Walter J. Ong’s book ‘Orality and Literacy: The Technologizing of the Word’ was written in 1982 and because of its age it reads often times as a historical artefact on the Orwellian fears of the time. Ong looks back onto the history of written literacy versus primary orality to expose the hidden truth that orality is the true original while the written word will always be the dependent: “Oral expression can exist…without any writing at all, writing never without orality” (p. 8). The lens of this work is trained toward hailing the oral as a part of language oft forgotten in the modern age.
In his first chapter entitled ‘The Orality of Language’ he seeks to explain both the importance of orality as well as the impossible quest we, as literate and scholarly beings, must embark upon to try and comprehend a truly oral language. He uses the analogy of a horse being explained to people that originate from an entirely vehicle-based culture. (p. 12) To these people the horse would only ever be not a vehicle, a wheel-less automobile; just as to a literate mind oral language is only ever not written. The irony of this work is, of course, that Ong is writing his condemnation of written literacy. If oral language is the vessel of the truly original and “writing tyrannically locks them into a visual field forever” (p. 11) why wouldn’t this work be attempted as an oral experiment? Perhaps because by the end of this chapter even Ong must admit “without writing, human consciousness cannot achieve its fuller potentials…orality needs to produce and is destined to produce writing.” (p. 14)
The age of this book becomes an issue quickly as Ong cannot be aware of the changing culture of writing. He claims that “it would seem inescapably obvious that language is an oral phenomenon” (p. 6) however at this point the internet and computers were too early to have any real impact on his way of thinking. One could argue that in the 21st century language has become increasingly written while orality has remained as a tool to share more written language. The advent of cell phones, social media sites, online journalism and the like have promoted an entirely written culture while also creating new language that has been shaped by writing alone. This is something Ong thought impossible as stated earlier because up to his point in history he stated: “language is so overwhelming oral that of all the many thousands of languages-possibly tens of thousands-spoken in the course of human history only around 106 have ever been committed to writing” (p. 7). A third option has been revealed in the past thirty years, written language from writing alone with leetspeak, SMS and the social media lexicon at the forefront.
Oral Literature is term disliked by Ong because it carries with it the baggage of the wheel-less automobile. To Ong the term is base and inaccurate: “we have the term ‘literature’ which essentially means ‘writing’…but no comparably satisfactory term or concept to refer to a purely oral heritage (p. 10). Ong postulates that the term ‘oral literature’ will die away soon to hopefully be replaced by a more fitting noun; however a quick Google search tells us that oral literature has only grown as a commonly used term to describe oral histories, folklore and other storytelling in various cultures around the world. That is not to say that his concern was incorrect, the term is essentially an oxymoron and the fact that we haven’t found a more fitting word would seem to support the claim of Ferdinand de Saussure that writing is too basic a form of language (p. 5). Perhaps writing is unable to explain or define orality and they should be seem as separate entities much like painting and dancing. The assertion of Saussure that writing is a complement to orality or Henry Sweet’s concept of words being a translation of sounds are both too simple to encapsulate the power of the written word. The divisive nature of this chapter should lead us perhaps to see them as unique rather than hierarchical.

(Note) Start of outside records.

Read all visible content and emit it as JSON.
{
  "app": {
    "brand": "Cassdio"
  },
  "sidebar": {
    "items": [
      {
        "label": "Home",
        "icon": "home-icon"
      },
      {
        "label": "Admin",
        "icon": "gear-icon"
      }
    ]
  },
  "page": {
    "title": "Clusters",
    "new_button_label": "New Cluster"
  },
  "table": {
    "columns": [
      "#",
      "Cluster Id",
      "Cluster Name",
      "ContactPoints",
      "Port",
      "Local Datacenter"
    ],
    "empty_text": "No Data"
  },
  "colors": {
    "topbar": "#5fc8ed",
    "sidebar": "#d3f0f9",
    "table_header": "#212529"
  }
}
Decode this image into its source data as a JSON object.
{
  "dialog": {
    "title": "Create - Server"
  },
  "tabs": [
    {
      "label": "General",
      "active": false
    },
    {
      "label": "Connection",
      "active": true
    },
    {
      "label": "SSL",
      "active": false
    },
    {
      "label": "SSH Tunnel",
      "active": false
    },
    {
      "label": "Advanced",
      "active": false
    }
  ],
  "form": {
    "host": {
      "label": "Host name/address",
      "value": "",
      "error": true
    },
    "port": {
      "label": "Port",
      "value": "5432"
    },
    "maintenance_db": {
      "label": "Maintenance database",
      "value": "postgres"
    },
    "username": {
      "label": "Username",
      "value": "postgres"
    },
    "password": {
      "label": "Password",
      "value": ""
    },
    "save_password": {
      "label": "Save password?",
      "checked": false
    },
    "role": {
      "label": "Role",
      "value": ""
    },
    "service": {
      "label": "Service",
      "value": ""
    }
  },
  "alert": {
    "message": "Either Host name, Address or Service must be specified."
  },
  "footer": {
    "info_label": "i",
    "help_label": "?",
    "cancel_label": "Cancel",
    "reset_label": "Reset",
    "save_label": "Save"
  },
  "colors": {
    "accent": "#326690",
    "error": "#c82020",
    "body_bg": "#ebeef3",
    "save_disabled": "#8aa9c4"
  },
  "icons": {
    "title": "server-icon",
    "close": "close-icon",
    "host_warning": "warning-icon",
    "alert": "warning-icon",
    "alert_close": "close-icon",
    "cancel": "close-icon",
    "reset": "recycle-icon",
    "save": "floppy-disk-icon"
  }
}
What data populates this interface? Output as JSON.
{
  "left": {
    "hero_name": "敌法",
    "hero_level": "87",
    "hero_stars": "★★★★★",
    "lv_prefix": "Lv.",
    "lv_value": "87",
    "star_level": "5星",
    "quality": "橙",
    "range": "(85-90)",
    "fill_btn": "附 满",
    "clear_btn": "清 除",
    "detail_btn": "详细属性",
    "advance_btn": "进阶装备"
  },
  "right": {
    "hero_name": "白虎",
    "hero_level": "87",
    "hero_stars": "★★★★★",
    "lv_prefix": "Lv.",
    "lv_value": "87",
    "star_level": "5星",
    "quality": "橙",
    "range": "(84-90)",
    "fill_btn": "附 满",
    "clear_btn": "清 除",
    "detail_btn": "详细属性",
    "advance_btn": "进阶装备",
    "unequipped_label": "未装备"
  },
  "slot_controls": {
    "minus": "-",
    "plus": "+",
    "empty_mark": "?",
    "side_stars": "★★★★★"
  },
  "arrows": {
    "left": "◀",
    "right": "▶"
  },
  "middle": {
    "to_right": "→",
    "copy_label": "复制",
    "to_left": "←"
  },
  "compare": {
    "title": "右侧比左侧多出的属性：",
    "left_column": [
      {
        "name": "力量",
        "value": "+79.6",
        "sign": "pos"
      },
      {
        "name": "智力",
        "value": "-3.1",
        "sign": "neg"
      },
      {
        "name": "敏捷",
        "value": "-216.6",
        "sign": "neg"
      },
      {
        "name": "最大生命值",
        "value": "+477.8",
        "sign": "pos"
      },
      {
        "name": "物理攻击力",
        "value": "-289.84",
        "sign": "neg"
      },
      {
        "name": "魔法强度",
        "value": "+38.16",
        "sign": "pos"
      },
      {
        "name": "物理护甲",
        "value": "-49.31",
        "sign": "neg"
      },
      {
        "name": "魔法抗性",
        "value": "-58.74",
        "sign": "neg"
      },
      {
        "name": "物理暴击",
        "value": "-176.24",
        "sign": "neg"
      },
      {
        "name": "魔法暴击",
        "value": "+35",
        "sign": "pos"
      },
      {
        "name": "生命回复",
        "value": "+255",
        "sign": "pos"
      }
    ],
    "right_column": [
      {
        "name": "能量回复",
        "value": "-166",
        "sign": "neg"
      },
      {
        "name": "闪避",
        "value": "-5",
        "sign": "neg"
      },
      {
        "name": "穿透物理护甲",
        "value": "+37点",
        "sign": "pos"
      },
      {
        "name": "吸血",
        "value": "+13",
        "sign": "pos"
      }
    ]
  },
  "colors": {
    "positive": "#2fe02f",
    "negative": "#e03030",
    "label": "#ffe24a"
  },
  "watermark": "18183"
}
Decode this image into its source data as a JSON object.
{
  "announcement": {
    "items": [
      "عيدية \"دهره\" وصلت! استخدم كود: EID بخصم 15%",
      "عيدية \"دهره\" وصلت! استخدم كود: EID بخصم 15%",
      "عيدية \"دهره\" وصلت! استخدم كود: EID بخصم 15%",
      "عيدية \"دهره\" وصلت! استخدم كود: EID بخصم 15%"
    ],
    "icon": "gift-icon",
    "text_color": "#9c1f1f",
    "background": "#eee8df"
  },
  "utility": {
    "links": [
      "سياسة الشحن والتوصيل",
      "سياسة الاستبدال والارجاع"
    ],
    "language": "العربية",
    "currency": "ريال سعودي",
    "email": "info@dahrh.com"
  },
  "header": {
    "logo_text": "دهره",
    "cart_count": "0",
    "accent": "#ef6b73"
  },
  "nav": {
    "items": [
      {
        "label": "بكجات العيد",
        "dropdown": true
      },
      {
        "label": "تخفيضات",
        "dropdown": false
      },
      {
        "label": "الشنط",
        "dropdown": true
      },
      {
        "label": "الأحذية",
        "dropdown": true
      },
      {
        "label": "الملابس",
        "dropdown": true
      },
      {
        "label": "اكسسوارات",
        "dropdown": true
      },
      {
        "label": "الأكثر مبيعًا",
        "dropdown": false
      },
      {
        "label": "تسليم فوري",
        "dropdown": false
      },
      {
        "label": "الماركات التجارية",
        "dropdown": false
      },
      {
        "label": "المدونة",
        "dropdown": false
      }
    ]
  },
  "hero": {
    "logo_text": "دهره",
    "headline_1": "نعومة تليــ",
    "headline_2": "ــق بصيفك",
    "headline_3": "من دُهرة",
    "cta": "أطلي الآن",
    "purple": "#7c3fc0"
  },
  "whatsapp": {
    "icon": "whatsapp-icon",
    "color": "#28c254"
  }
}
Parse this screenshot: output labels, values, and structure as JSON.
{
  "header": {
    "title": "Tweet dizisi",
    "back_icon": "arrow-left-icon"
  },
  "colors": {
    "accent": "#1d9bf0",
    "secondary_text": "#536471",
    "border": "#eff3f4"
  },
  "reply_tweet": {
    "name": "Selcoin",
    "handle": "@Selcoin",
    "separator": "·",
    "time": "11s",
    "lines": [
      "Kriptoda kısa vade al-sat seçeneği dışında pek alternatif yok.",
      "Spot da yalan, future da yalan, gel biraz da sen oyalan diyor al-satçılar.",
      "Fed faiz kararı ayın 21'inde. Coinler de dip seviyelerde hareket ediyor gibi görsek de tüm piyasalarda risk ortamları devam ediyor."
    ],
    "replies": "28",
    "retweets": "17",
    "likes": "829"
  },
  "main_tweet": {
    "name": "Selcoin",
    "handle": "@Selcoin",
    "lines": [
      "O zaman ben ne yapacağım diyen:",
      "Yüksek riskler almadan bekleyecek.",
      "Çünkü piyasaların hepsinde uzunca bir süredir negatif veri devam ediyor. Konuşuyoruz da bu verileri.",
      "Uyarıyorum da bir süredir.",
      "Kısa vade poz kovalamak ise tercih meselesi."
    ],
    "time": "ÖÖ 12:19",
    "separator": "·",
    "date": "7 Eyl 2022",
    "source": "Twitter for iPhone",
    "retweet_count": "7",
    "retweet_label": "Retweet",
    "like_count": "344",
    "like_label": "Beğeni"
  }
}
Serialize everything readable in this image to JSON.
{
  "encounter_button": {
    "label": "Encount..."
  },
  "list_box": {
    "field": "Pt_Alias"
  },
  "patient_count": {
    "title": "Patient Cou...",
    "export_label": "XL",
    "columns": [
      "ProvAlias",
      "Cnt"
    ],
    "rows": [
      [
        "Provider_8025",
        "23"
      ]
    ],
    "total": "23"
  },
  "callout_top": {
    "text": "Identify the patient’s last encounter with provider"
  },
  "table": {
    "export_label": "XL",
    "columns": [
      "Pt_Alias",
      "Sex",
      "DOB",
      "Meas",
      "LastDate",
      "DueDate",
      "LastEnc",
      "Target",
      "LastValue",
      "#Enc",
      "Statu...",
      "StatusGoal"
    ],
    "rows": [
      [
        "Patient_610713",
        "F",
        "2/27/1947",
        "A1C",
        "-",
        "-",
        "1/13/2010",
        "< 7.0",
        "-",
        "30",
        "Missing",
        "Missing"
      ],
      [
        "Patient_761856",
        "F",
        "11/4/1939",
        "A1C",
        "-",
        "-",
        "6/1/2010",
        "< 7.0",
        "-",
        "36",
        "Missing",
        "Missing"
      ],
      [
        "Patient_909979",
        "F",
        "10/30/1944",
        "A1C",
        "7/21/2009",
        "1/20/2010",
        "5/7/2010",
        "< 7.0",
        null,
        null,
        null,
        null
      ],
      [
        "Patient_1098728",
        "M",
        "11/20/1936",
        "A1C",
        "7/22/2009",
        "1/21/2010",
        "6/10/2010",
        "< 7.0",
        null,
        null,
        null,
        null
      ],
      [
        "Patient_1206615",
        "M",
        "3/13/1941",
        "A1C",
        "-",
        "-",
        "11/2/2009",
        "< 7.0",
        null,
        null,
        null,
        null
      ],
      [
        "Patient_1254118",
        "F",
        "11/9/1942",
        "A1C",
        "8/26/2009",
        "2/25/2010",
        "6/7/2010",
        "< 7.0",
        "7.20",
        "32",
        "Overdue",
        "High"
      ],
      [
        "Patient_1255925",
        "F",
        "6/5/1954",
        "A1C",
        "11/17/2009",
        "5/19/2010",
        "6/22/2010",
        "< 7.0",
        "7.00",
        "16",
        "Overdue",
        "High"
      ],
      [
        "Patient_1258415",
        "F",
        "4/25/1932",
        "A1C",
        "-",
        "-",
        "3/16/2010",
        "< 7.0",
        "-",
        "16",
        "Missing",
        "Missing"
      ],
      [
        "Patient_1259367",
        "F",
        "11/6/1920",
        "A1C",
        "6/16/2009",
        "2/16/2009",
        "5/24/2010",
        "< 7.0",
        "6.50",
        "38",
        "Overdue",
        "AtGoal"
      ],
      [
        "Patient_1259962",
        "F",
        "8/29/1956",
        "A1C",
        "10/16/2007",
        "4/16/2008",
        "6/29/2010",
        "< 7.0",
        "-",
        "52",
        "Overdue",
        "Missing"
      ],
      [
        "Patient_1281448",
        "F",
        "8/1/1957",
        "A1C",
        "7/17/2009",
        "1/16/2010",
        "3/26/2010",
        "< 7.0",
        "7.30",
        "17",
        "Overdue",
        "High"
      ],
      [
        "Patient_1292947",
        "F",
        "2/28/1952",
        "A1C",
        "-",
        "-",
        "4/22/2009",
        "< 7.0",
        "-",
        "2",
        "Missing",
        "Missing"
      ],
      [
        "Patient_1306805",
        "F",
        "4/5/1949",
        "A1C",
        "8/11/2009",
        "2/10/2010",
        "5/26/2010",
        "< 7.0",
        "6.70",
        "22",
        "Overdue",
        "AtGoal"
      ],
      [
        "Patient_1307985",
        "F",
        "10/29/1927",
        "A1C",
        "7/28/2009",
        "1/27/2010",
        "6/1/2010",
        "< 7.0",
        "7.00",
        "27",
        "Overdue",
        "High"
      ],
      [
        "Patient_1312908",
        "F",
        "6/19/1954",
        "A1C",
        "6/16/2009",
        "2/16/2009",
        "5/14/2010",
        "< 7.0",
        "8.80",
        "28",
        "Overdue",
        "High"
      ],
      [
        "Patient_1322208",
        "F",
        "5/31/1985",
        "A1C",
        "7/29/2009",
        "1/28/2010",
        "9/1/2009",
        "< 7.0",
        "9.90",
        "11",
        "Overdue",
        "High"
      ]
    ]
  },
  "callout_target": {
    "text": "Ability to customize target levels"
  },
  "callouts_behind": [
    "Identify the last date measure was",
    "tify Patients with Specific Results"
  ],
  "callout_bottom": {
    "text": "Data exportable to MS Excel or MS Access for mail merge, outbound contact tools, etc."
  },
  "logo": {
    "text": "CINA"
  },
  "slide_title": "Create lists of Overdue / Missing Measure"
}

Even as I write these words onto a computer I hear my own voice speaking them in my head. My written literacy is steeped in oral culture and vice versa. Like art which takes on so many forms that can influence and shape one another, perhaps literacy is capable of such interdisciplinary action. Why must we choose one to be the better? Ong and Saussure seem to agree that because orality was first everything else will pale in comparison. By this token all paintings would be superior to all films; all symphonies would reign superior over all new media. Age is not a prerequisite for greatness.
The popularization of the internet has certainly changed the modern, technologized world; whether this has been for the better as Edison might postulate, for the worse as Thamus would see it or neither better nor worse in the eyes of Freud has yet to be decided. Yet I believe even Ong would agree that written language has begun to asexually reproduce in a way he may never have thought possible. It remains to be seen if this will be the death of orality or simply a trend in the ever-evolving lexicons of the world. The future may hold written language entirely dependent on sound as Sweet had predicted, it may lead us into a world where texting is the norm and orality is long forgotten (a dystopia Ong may have long feared) or it may continue to allow both literacies to flourish. From Ong’s work, we should hope mainly for the latter as both oral and written language allow us unique ways to envision process and recreate the world around us.
Ong, W.J. (1982). The orality of language. Orality and Literacy: The Technologizing of the Word. (pp.5-15) London and New York: Routledge.